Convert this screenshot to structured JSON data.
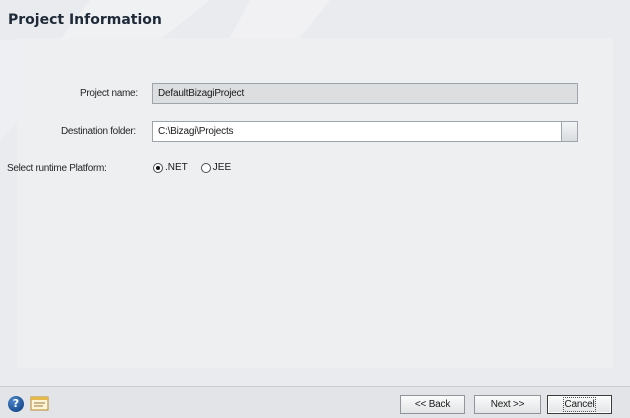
{
  "page": {
    "title": "Project Information"
  },
  "form": {
    "project_name_label": "Project name:",
    "project_name_value": "DefaultBizagiProject",
    "destination_label": "Destination folder:",
    "destination_value": "C:\\Bizagi\\Projects",
    "runtime_label": "Select runtime Platform:",
    "runtime_options": [
      {
        "label": ".NET",
        "selected": true
      },
      {
        "label": "JEE",
        "selected": false
      }
    ]
  },
  "footer": {
    "help_icon": "help-icon",
    "doc_icon": "document-icon",
    "back_label": "<< Back",
    "next_label": "Next >>",
    "cancel_label": "Cancel"
  }
}
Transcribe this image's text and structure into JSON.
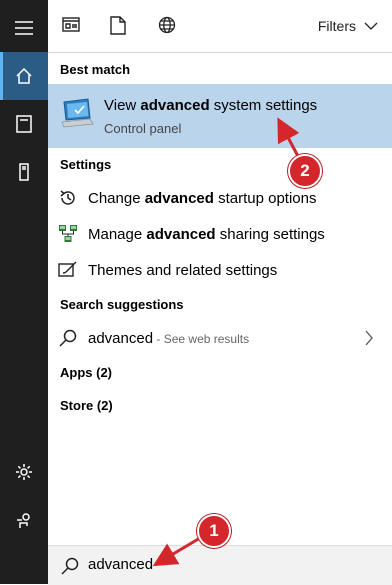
{
  "topbar": {
    "filters_label": "Filters"
  },
  "best_match": {
    "heading": "Best match",
    "title_pre": "View ",
    "title_bold": "advanced",
    "title_post": " system settings",
    "subtitle": "Control panel"
  },
  "settings": {
    "heading": "Settings",
    "items": [
      {
        "pre": "Change ",
        "bold": "advanced",
        "post": " startup options",
        "icon": "restart-icon"
      },
      {
        "pre": "Manage ",
        "bold": "advanced",
        "post": " sharing settings",
        "icon": "network-share-icon"
      },
      {
        "pre": "Themes and related settings",
        "bold": "",
        "post": "",
        "icon": "themes-icon"
      }
    ]
  },
  "suggestions": {
    "heading": "Search suggestions",
    "query": "advanced",
    "hint": " - See web results"
  },
  "apps": {
    "label": "Apps (2)"
  },
  "store": {
    "label": "Store (2)"
  },
  "search": {
    "value": "advanced"
  },
  "annotations": {
    "badge1": "1",
    "badge2": "2"
  },
  "colors": {
    "highlight": "#bad4ec",
    "rail": "#1f1f1f",
    "rail_active": "#2b5c86",
    "badge": "#d4262b"
  }
}
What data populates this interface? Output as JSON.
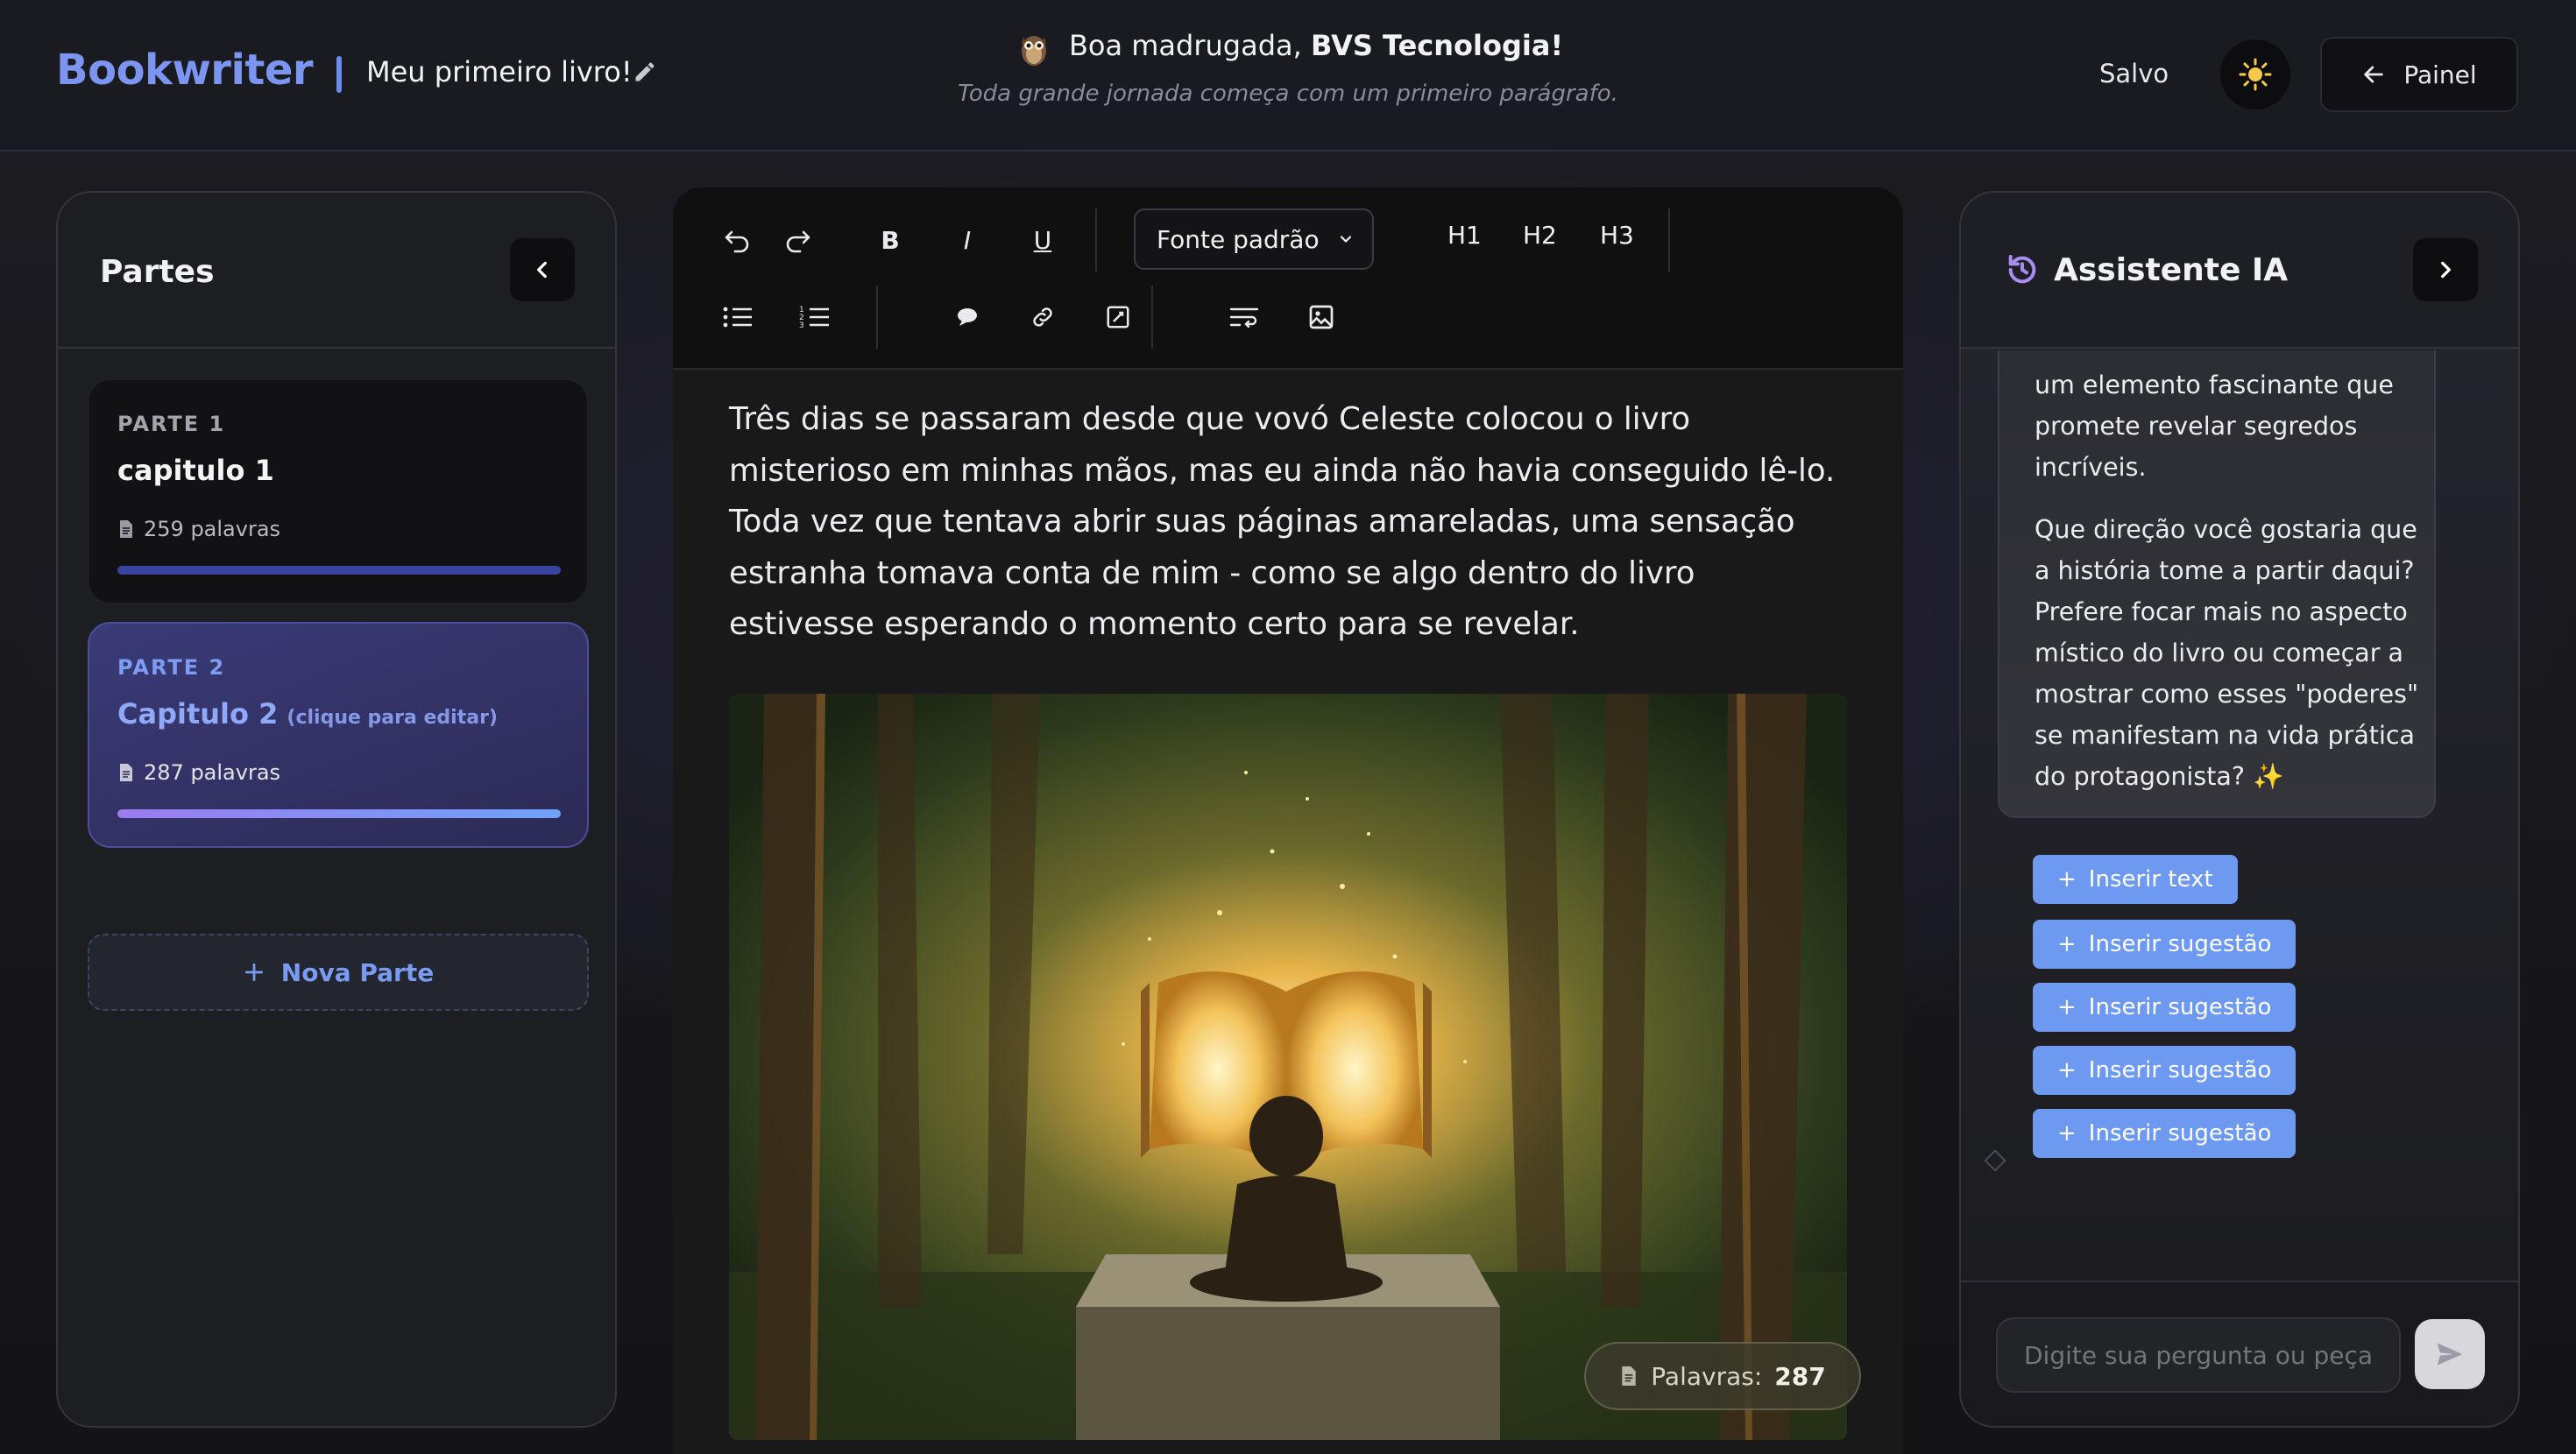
{
  "header": {
    "brand": "Bookwriter",
    "book_title": "Meu primeiro livro!",
    "greeting_prefix": "Boa madrugada,",
    "greeting_name": "BVS Tecnologia!",
    "tagline": "Toda grande jornada começa com um primeiro parágrafo.",
    "save_status": "Salvo",
    "panel_button": "Painel"
  },
  "sidebar": {
    "title": "Partes",
    "parts": [
      {
        "label": "PARTE 1",
        "title": "capitulo 1",
        "hint": "",
        "words": "259 palavras",
        "active": false
      },
      {
        "label": "PARTE 2",
        "title": "Capitulo 2",
        "hint": "(clique para editar)",
        "words": "287 palavras",
        "active": true
      }
    ],
    "new_part": "Nova Parte"
  },
  "toolbar": {
    "bold": "B",
    "italic": "I",
    "underline": "U",
    "font_select": "Fonte padrão",
    "h1": "H1",
    "h2": "H2",
    "h3": "H3"
  },
  "editor": {
    "paragraph": "Três dias se passaram desde que vovó Celeste colocou o livro misterioso em minhas mãos, mas eu ainda não havia conseguido lê-lo. Toda vez que tentava abrir suas páginas amareladas, uma sensação estranha tomava conta de mim - como se algo dentro do livro estivesse esperando o momento certo para se revelar.",
    "word_count_label": "Palavras:",
    "word_count": "287"
  },
  "assistant": {
    "title": "Assistente IA",
    "message_part1": "um elemento fascinante que promete revelar segredos incríveis.",
    "message_part2": "Que direção você gostaria que a história tome a partir daqui? Prefere focar mais no aspecto místico do livro ou começar a mostrar como esses \"poderes\" se manifestam na vida prática do protagonista? ✨",
    "actions": [
      "Inserir text",
      "Inserir sugestão",
      "Inserir sugestão",
      "Inserir sugestão",
      "Inserir sugestão"
    ],
    "input_placeholder": "Digite sua pergunta ou peça s"
  },
  "icons": {
    "edit": "pencil-icon",
    "mascot": "owl-icon",
    "theme": "sun-icon",
    "back": "arrow-left-icon",
    "history": "history-icon",
    "send": "send-icon"
  },
  "colors": {
    "accent": "#7b95f0",
    "action_button": "#6d9af0",
    "active_part": "#3a3a78"
  }
}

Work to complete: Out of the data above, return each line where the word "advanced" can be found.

Task solution:
    "title_bold": "advanced",
        "bold": "advanced",
        "bold": "advanced",
    "query": "advanced",
    "value": "advanced"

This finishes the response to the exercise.